Objective: Write and draw the things that make a good friend, and why friendship is important.
Takeaway: Good friends can help you to be your best self!
Time: 30 Minutes
Grade level: 2-3
Tags: friendship, respect, love, sharing, good friends, good habits, language arts, drawing
As the world becomes more connected through social media, it is vital to nurture the physical connection of friendships. Friendship plays an important part in a child’s social development. We can help kids understand the value of friendship and show them ways they can build friendships.
Here are five fun ways to help kids begin connecting and building friendships:
Whether it’s sharing toys or allowing friends to take turns in a conversation, it’s important to help kids understand the value in sharing. Teaching kids that sharing is far better than being alone is one step parents can take. Likewise, kids learn by example and we must constantly practice the act of sharing and caring through modeling.
Set up a make-believe scenario with your child’s favorite toy. The toy will serve as the imaginary “new” friend. Encourage your child to introduce him or herself to the toy and find out the toy’s name, favorite foods and colors, and games. Pretend play helps your child learn and what a real-life friendship is. Imaginary play also builds confidence and independence.
Get your child involved in extracurricular activities. Enroll them in sports, hobby groups or after-school activities. Extracurricular activities allow children to find friends who share similar interests. These activities can be a catalyst for building new connections.
Puzzles, coloring activities, and even music can teach friendship building skills. Kids often learn faster by modeling actions they hear and see. Our super-catchy KidNation song, “Good Friends”, teaches kids the importance of ‘homies that keep it real’. Because, isn’t that what life is about?
The Compliment Game is a game you can play to boost your child’s social skills. You and your child take turns giving each other compliments. You can commend them on “a job well done” or remind them of how kind they acted towards their friends. Acknowledging the good actions of others and showing appreciation can help start meaningful conversations.

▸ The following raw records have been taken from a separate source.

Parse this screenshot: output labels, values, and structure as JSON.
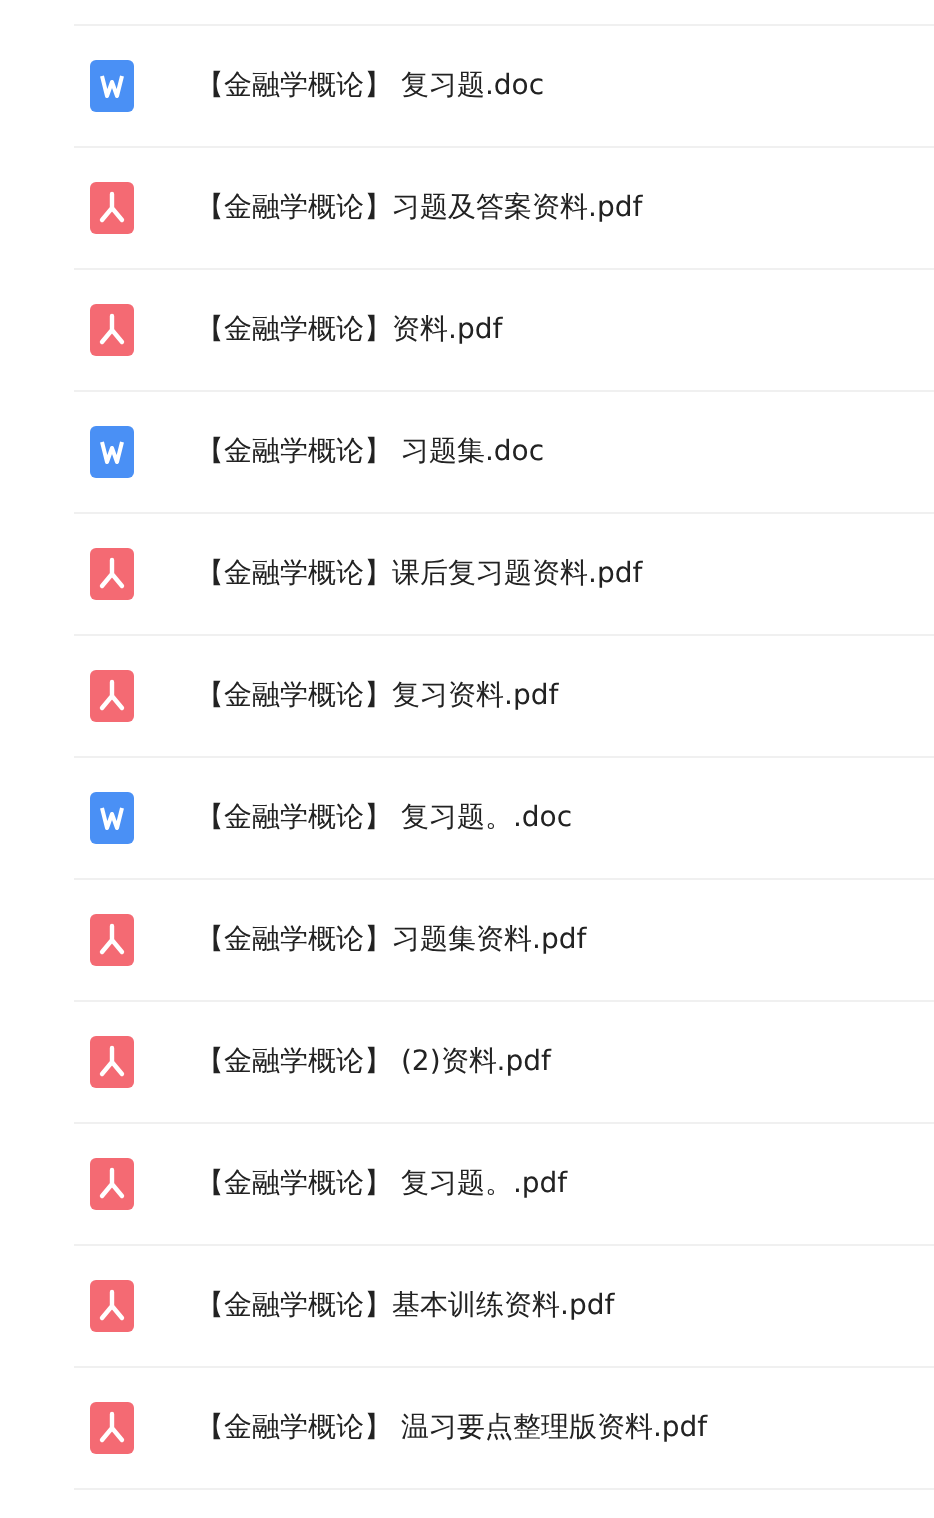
{
  "files": [
    {
      "kind": "word",
      "name": "【金融学概论】 复习题.doc"
    },
    {
      "kind": "pdf",
      "name": "【金融学概论】习题及答案资料.pdf"
    },
    {
      "kind": "pdf",
      "name": "【金融学概论】资料.pdf"
    },
    {
      "kind": "word",
      "name": "【金融学概论】 习题集.doc"
    },
    {
      "kind": "pdf",
      "name": "【金融学概论】课后复习题资料.pdf"
    },
    {
      "kind": "pdf",
      "name": "【金融学概论】复习资料.pdf"
    },
    {
      "kind": "word",
      "name": "【金融学概论】 复习题。.doc"
    },
    {
      "kind": "pdf",
      "name": "【金融学概论】习题集资料.pdf"
    },
    {
      "kind": "pdf",
      "name": "【金融学概论】 (2)资料.pdf"
    },
    {
      "kind": "pdf",
      "name": "【金融学概论】 复习题。.pdf"
    },
    {
      "kind": "pdf",
      "name": "【金融学概论】基本训练资料.pdf"
    },
    {
      "kind": "pdf",
      "name": "【金融学概论】 温习要点整理版资料.pdf"
    }
  ]
}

In short, parents influence the social development of their child. Encourage your child to speak with a classmate they may not know or compliment them. Meaningful friendships keep life vibrant and fulfill our need to connect.
Valentine’s Day sometimes focuses more on gifts than it does love itself. As our young ones begin to celebrate Valentine’s Day in the classroom, make sure they understand that some of the best kinds of love aren’t always romantic (although that type of love is pretty cool, too). The love between friends, family, and self-love is just as powerful. Instead of centering romantic love this Valentine’s Day, here are a few ideas you and the kids can try instead.

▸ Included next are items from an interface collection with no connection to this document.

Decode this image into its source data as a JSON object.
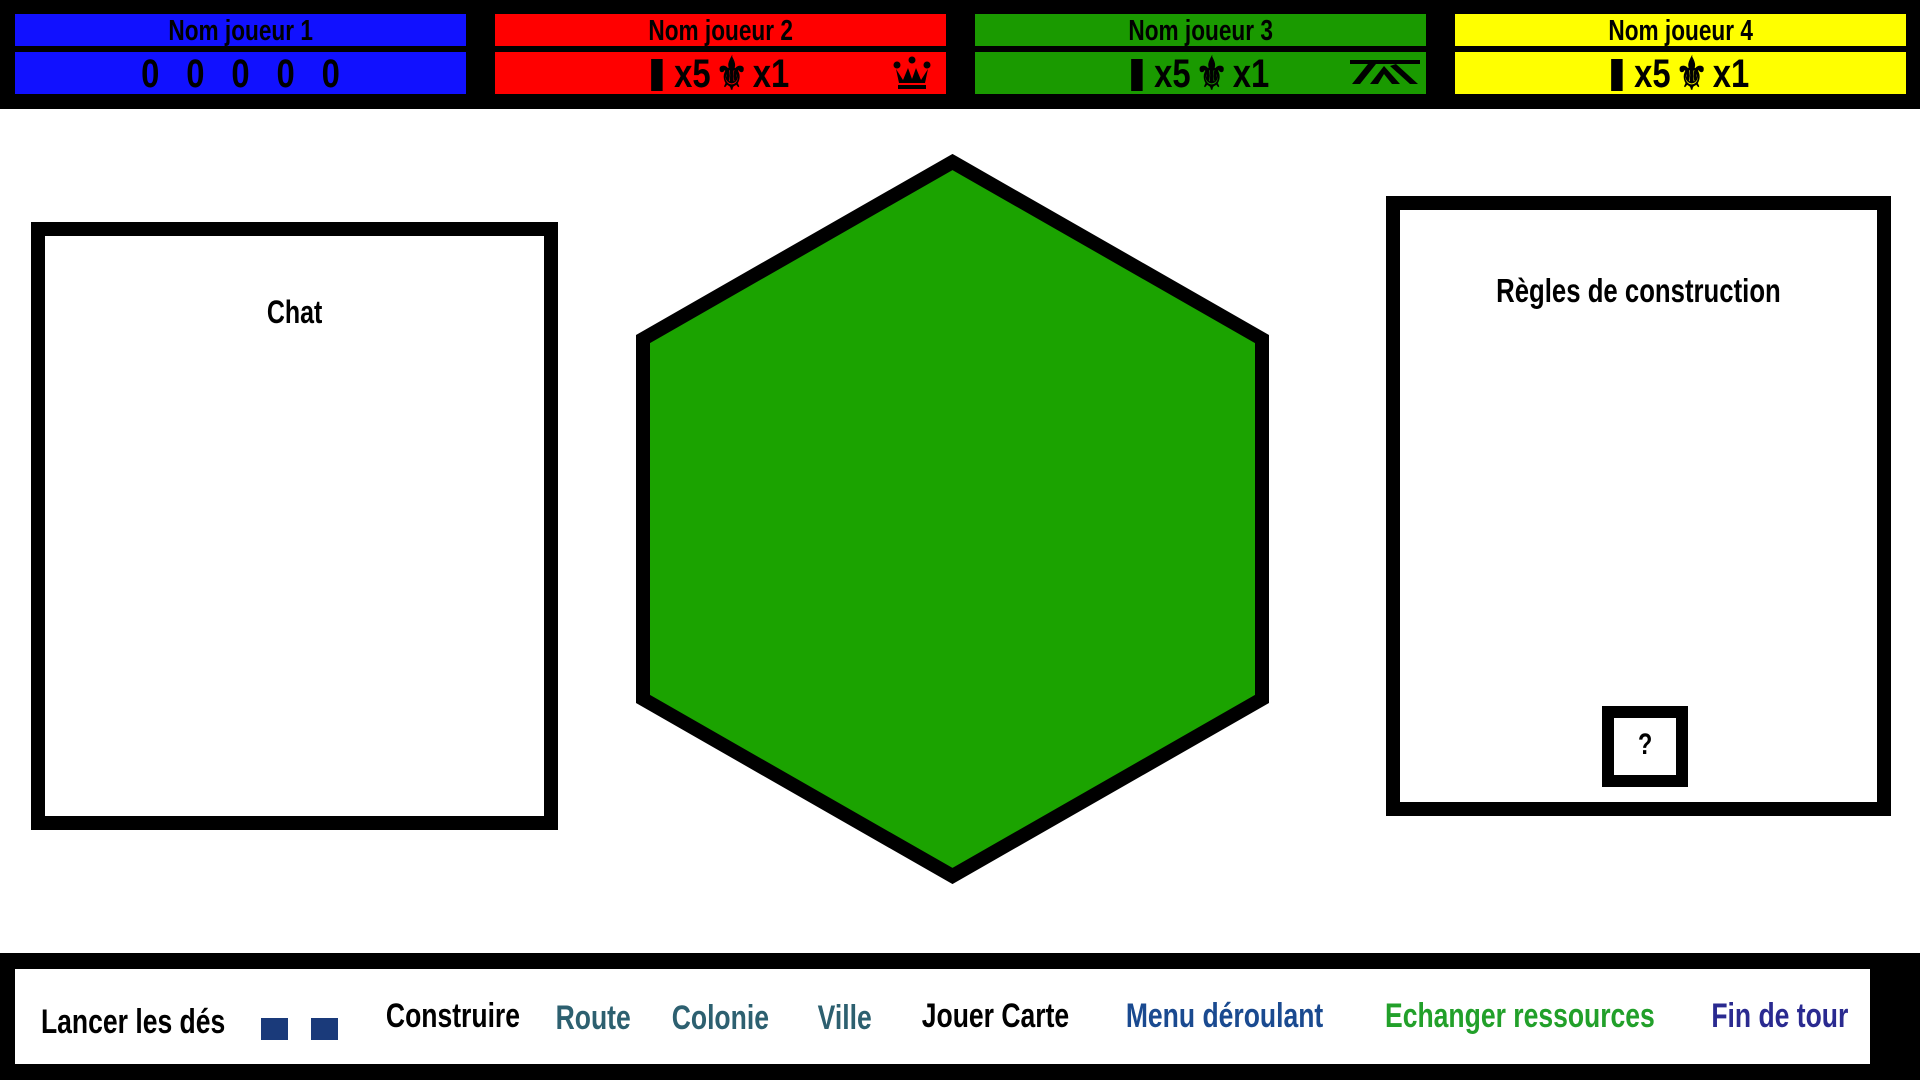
{
  "players": [
    {
      "name": "Nom joueur 1",
      "color": "#1111ff",
      "stats_type": "zeros",
      "zeros": [
        "0",
        "0",
        "0",
        "0",
        "0"
      ]
    },
    {
      "name": "Nom joueur 2",
      "color": "#ff0000",
      "stats_type": "cards",
      "cards": "x5",
      "points": "x1",
      "points_icon": "fleur-de-lis-icon",
      "badge": "crown-icon"
    },
    {
      "name": "Nom joueur 3",
      "color": "#1a9a00",
      "stats_type": "cards",
      "cards": "x5",
      "points": "x1",
      "points_icon": "fleur-de-lis-icon",
      "badge": "road-icon"
    },
    {
      "name": "Nom joueur 4",
      "color": "#ffff00",
      "stats_type": "cards",
      "cards": "x5",
      "points": "x1",
      "points_icon": "fleur-de-lis-icon",
      "badge": null
    }
  ],
  "chat": {
    "title": "Chat"
  },
  "board": {
    "tile_color": "#1ba300",
    "shape": "hexagon"
  },
  "rules": {
    "title": "Règles de construction",
    "help_label": "?"
  },
  "actions": {
    "roll_dice": "Lancer les dés",
    "dice_color": "#1a3a7a",
    "build": "Construire",
    "road": "Route",
    "settlement": "Colonie",
    "city": "Ville",
    "play_card": "Jouer Carte",
    "dropdown_menu": "Menu déroulant",
    "trade_resources": "Echanger ressources",
    "end_turn": "Fin de tour",
    "colors": {
      "roll_dice": "#000000",
      "build": "#000000",
      "road": "#2d6070",
      "settlement": "#2d6070",
      "city": "#2d6070",
      "play_card": "#000000",
      "dropdown_menu": "#1a4a90",
      "trade_resources": "#22a02a",
      "end_turn": "#2a2a90"
    }
  }
}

A big part of love is showing your appreciation for someone and making sure it is clearly expressed to them. A great way to practice this with your kids is by having everyone in the house write “love letters”–or letters of appreciation, to family members and friends. In these letters, be specific! Use details to really express the unique things you love about someone, then pass the letters off to their recipients and watch how happy everyone involved will be.

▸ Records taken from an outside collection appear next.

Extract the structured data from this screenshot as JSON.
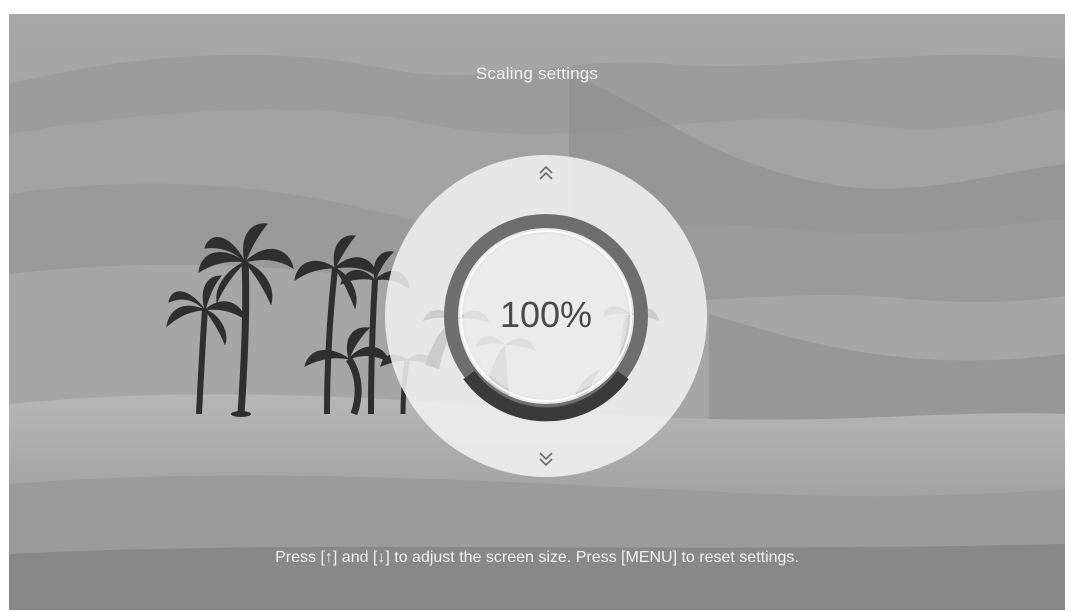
{
  "screen": {
    "title": "Scaling settings",
    "hint": "Press [↑] and [↓] to adjust the screen size. Press [MENU] to reset settings."
  },
  "scaling": {
    "value_label": "100%",
    "value_percent": 100
  },
  "icons": {
    "up": "chevron-double-up-icon",
    "down": "chevron-double-down-icon"
  },
  "colors": {
    "text_light": "#f2f2f2",
    "dial_face": "#f2f2f2",
    "ring": "#6e6e6e",
    "value_text": "#4a4a4a"
  }
}
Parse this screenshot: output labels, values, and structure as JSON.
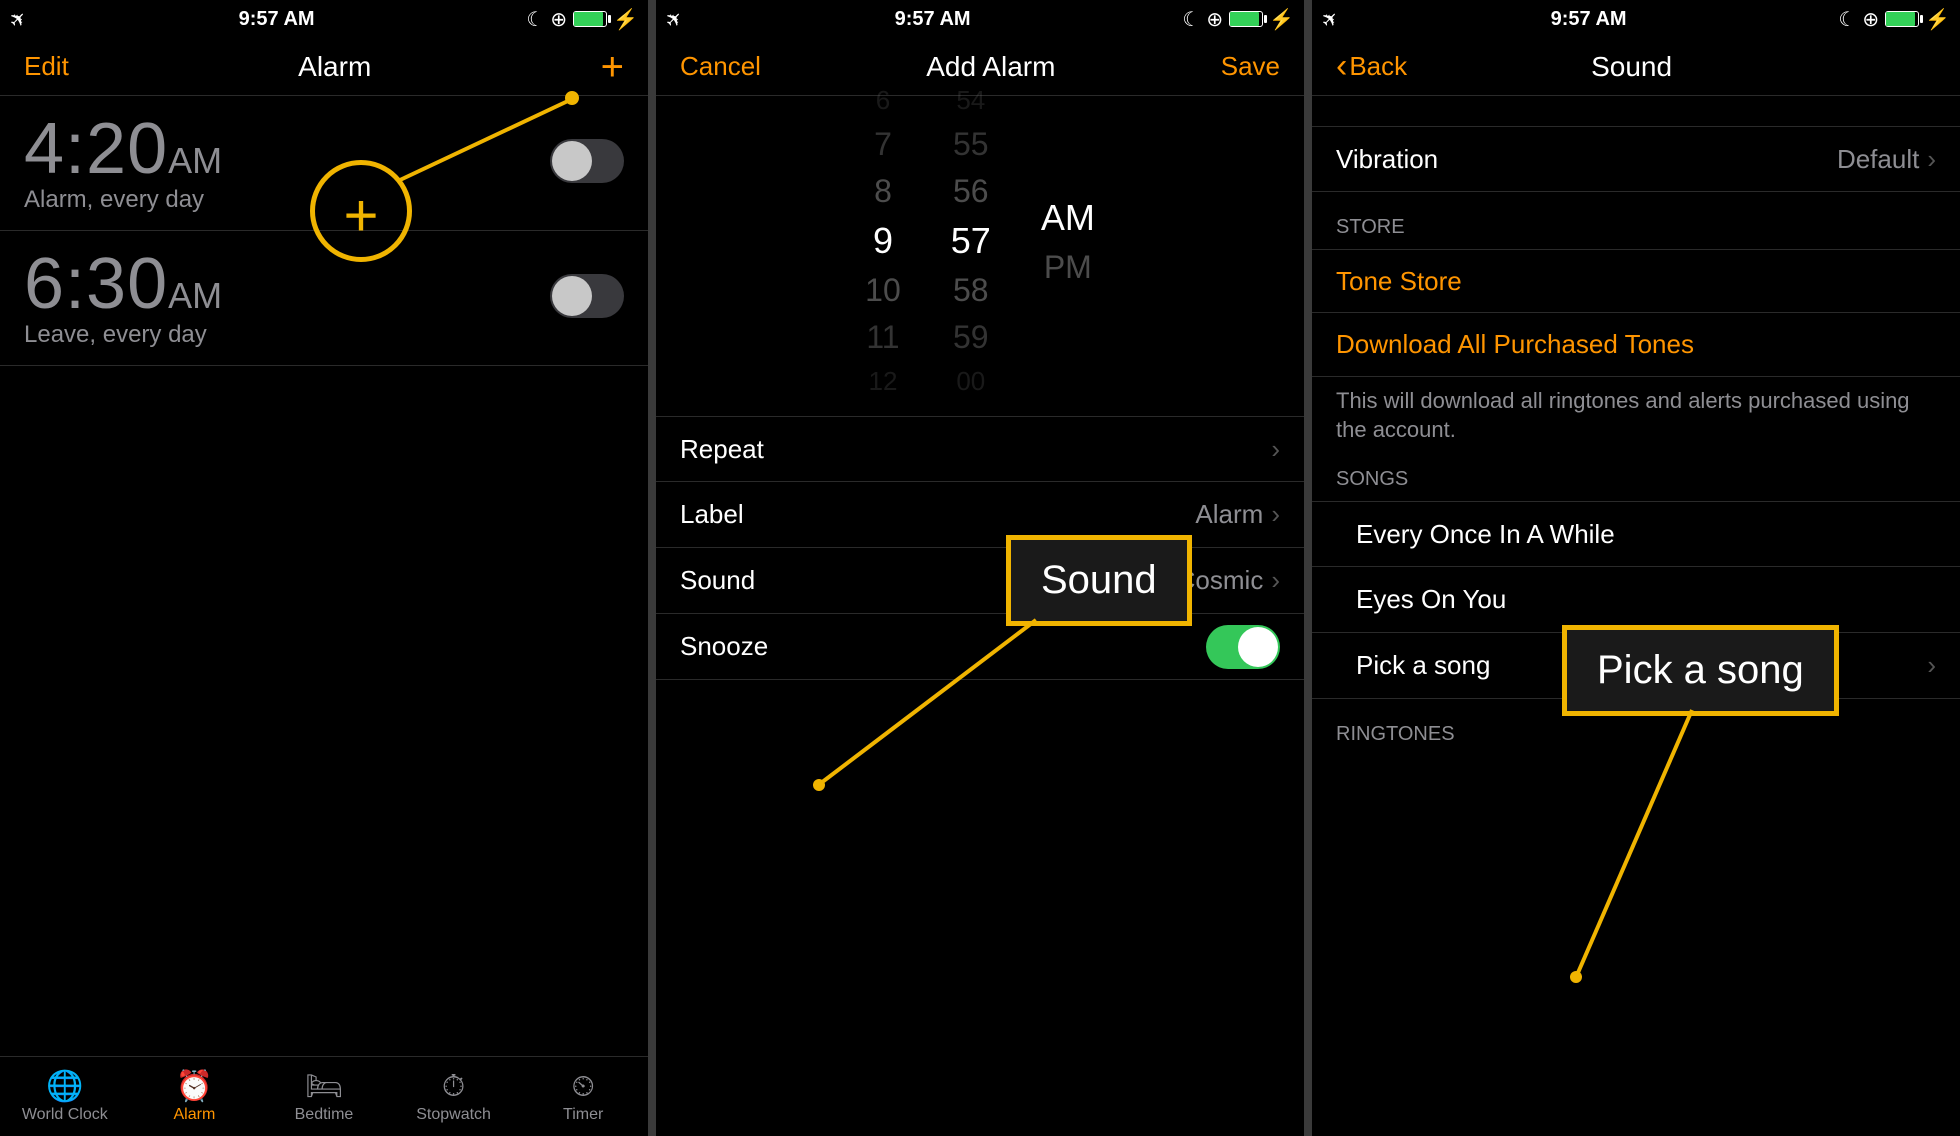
{
  "statusbar": {
    "time": "9:57 AM"
  },
  "screen1": {
    "edit": "Edit",
    "title": "Alarm",
    "alarms": [
      {
        "time": "4:20",
        "ampm": "AM",
        "sub": "Alarm, every day"
      },
      {
        "time": "6:30",
        "ampm": "AM",
        "sub": "Leave, every day"
      }
    ],
    "tabs": {
      "worldclock": "World Clock",
      "alarm": "Alarm",
      "bedtime": "Bedtime",
      "stopwatch": "Stopwatch",
      "timer": "Timer"
    }
  },
  "screen2": {
    "cancel": "Cancel",
    "title": "Add Alarm",
    "save": "Save",
    "picker": {
      "hours": [
        "6",
        "7",
        "8",
        "9",
        "10",
        "11",
        "12"
      ],
      "mins": [
        "54",
        "55",
        "56",
        "57",
        "58",
        "59",
        "00"
      ],
      "ampm": [
        "AM",
        "PM"
      ]
    },
    "rows": {
      "repeat": "Repeat",
      "label": "Label",
      "label_val": "Alarm",
      "sound": "Sound",
      "sound_val": "Cosmic",
      "snooze": "Snooze"
    }
  },
  "screen3": {
    "back": "Back",
    "title": "Sound",
    "vibration": "Vibration",
    "vibration_val": "Default",
    "store_header": "STORE",
    "tone_store": "Tone Store",
    "download": "Download All Purchased Tones",
    "download_desc": "This will download all ringtones and alerts purchased using the account.",
    "songs_header": "SONGS",
    "songs": [
      "Every Once In A While",
      "Eyes On You",
      "Pick a song"
    ],
    "ringtones_header": "RINGTONES"
  },
  "annotations": {
    "sound": "Sound",
    "pick": "Pick a song"
  }
}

Gift-giving is another huge way of expressing love. Set up a Secret Santa Valentine’s edition with your household, neighbors, or family friends. You can decide the price limit on gifts, or make homemade gifts. Whatever you decide, remember–the more heartfelt the gift, the better.
Fill the day with compliments to everyone in the household. Everybody loves compliments, but more importantly, everyone needs compliments. It is super necessary that kids be complimented so they can develop a strong sense of self, but it’s also important that they are able to give compliments and develop meaningful connections with others.
These are just a few things you can do to help expand your children’s idea of love this Valentine’s Day. In the process, you might even expand your own.